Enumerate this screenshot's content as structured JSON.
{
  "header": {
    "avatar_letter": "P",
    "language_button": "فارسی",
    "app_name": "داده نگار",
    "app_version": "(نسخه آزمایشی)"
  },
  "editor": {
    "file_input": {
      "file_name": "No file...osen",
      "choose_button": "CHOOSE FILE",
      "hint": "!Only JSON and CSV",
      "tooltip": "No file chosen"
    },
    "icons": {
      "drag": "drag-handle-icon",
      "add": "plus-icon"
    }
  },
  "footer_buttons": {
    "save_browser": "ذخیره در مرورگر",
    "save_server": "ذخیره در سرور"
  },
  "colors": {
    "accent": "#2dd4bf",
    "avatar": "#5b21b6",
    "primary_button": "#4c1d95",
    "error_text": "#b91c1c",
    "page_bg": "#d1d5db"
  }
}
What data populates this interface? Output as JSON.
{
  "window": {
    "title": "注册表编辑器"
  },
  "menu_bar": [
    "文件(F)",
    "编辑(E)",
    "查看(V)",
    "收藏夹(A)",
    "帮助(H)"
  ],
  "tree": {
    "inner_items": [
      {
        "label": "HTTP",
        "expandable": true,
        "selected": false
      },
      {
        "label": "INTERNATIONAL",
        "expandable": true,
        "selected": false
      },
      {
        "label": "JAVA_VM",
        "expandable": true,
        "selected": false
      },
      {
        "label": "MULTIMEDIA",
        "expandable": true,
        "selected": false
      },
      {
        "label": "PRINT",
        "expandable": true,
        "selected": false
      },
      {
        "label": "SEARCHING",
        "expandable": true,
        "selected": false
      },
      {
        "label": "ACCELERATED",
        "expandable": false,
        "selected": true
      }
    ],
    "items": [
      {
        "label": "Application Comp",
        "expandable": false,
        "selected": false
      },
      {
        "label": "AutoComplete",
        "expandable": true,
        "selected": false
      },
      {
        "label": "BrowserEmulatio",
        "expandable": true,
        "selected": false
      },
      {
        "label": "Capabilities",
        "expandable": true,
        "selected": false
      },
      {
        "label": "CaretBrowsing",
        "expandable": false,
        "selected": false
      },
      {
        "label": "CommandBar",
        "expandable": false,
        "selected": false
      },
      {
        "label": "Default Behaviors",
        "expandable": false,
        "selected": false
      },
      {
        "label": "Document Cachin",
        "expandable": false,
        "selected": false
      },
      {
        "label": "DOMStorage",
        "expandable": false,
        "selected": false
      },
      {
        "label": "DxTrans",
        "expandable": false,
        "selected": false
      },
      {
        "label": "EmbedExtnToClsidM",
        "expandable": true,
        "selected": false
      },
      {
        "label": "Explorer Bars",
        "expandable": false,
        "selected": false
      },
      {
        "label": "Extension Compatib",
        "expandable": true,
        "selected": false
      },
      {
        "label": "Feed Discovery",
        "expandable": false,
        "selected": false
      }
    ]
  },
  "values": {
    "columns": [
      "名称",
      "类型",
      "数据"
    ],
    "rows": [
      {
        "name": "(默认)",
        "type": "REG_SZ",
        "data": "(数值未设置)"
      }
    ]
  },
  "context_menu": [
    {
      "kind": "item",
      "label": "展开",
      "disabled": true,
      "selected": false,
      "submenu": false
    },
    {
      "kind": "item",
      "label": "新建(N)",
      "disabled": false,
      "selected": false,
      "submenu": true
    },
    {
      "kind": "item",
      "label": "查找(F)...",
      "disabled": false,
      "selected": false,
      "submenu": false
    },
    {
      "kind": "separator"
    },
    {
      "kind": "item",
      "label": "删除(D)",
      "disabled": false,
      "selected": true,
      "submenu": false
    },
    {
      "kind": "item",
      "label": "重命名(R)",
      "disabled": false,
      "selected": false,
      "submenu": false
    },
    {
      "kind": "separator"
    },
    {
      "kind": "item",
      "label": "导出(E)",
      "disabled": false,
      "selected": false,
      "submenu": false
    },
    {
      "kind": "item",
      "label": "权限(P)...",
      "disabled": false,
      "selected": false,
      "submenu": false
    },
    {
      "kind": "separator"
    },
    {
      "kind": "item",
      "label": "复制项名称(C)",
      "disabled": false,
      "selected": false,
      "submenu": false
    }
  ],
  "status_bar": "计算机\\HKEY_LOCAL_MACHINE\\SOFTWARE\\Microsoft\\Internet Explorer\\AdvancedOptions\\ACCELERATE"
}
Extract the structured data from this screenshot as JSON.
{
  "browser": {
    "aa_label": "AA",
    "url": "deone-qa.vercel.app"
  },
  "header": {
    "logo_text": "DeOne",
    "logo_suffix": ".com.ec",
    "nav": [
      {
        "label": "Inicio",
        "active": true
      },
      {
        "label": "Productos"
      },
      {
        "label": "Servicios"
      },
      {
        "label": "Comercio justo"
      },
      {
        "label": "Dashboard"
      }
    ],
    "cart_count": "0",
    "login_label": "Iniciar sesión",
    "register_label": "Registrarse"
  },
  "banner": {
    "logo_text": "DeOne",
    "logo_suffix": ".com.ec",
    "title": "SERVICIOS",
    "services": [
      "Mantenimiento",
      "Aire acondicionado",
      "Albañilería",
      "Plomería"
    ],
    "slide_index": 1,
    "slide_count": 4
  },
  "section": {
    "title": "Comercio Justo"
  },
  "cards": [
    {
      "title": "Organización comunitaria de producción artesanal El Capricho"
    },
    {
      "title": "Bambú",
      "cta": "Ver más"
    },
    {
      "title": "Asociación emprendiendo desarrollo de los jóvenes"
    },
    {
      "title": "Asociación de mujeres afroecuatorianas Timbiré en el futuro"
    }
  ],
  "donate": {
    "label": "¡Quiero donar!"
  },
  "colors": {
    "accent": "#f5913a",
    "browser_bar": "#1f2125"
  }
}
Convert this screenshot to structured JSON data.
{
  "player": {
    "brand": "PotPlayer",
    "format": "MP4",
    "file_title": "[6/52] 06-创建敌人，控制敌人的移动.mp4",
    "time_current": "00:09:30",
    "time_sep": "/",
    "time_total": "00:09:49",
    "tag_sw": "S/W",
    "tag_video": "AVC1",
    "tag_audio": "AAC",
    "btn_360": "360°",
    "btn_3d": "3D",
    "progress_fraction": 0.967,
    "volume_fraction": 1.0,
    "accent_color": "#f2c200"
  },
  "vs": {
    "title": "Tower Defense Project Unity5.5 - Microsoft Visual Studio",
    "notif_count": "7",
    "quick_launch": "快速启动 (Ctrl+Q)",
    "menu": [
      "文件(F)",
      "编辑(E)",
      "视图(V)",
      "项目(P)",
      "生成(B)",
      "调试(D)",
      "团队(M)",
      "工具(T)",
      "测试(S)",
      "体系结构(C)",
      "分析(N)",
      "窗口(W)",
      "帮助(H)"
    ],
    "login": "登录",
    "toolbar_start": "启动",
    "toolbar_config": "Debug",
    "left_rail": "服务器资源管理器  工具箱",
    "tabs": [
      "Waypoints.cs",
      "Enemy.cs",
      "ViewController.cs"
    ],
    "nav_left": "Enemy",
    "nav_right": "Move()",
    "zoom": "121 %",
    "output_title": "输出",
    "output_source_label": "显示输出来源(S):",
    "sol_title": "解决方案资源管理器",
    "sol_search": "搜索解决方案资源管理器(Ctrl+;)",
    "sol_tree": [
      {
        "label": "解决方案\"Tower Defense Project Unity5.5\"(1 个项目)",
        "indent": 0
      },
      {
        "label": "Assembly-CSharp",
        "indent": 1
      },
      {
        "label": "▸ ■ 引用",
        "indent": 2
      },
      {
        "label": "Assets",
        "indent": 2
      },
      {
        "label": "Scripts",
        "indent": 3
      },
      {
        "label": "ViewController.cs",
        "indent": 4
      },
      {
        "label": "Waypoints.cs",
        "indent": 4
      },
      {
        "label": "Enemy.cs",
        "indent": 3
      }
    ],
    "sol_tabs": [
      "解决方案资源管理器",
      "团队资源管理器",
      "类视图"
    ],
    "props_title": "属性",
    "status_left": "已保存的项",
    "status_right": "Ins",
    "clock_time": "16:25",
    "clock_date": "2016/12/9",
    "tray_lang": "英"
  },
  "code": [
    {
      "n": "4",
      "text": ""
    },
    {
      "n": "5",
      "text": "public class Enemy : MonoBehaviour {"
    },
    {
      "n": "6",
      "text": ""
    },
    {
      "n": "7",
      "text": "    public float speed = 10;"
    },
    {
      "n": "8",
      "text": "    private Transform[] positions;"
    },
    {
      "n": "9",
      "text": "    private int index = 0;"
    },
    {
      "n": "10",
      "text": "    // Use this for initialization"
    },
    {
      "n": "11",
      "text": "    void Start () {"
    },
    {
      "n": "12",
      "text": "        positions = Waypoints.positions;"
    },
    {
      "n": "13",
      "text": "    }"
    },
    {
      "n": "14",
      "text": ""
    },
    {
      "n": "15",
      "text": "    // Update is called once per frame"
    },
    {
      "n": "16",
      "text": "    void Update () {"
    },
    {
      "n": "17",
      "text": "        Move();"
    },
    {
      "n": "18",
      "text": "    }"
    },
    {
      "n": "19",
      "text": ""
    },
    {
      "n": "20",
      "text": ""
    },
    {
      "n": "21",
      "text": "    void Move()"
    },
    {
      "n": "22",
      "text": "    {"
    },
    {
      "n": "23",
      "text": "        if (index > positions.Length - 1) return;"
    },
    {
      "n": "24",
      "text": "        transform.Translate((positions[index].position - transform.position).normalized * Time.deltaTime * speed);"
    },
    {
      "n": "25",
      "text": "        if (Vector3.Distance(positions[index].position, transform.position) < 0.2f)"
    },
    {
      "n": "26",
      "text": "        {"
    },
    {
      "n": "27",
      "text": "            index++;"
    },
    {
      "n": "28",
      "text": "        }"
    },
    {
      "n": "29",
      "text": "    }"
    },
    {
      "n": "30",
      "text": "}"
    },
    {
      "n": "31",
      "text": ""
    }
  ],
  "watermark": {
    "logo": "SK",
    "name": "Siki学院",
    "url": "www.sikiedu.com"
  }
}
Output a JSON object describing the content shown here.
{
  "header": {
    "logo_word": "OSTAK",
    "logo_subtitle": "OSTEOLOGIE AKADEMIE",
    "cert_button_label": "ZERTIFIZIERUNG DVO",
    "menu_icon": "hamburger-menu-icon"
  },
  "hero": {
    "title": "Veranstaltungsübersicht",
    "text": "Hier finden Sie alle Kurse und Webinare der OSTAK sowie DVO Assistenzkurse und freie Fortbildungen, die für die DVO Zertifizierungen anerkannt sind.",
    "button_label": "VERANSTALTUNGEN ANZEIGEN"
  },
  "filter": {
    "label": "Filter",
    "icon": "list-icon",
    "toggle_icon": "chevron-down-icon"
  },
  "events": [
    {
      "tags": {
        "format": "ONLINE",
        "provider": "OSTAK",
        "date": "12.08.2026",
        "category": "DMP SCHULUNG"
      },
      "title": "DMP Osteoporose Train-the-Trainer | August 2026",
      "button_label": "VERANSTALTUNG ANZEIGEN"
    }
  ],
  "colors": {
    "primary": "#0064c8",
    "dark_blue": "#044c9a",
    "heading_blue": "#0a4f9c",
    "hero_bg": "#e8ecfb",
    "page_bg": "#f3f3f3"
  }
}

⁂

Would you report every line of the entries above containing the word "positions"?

      "text": "    private Transform[] positions;"
      "text": "        positions = Waypoints.positions;"
      "text": "        if (index > positions.Length - 1) return;"
      "text": "        transform.Translate((positions[index].position - transform.position).normalized * Time.deltaTime * speed);"
      "text": "        if (Vector3.Distance(positions[index].position, transform.position) < 0.2f)"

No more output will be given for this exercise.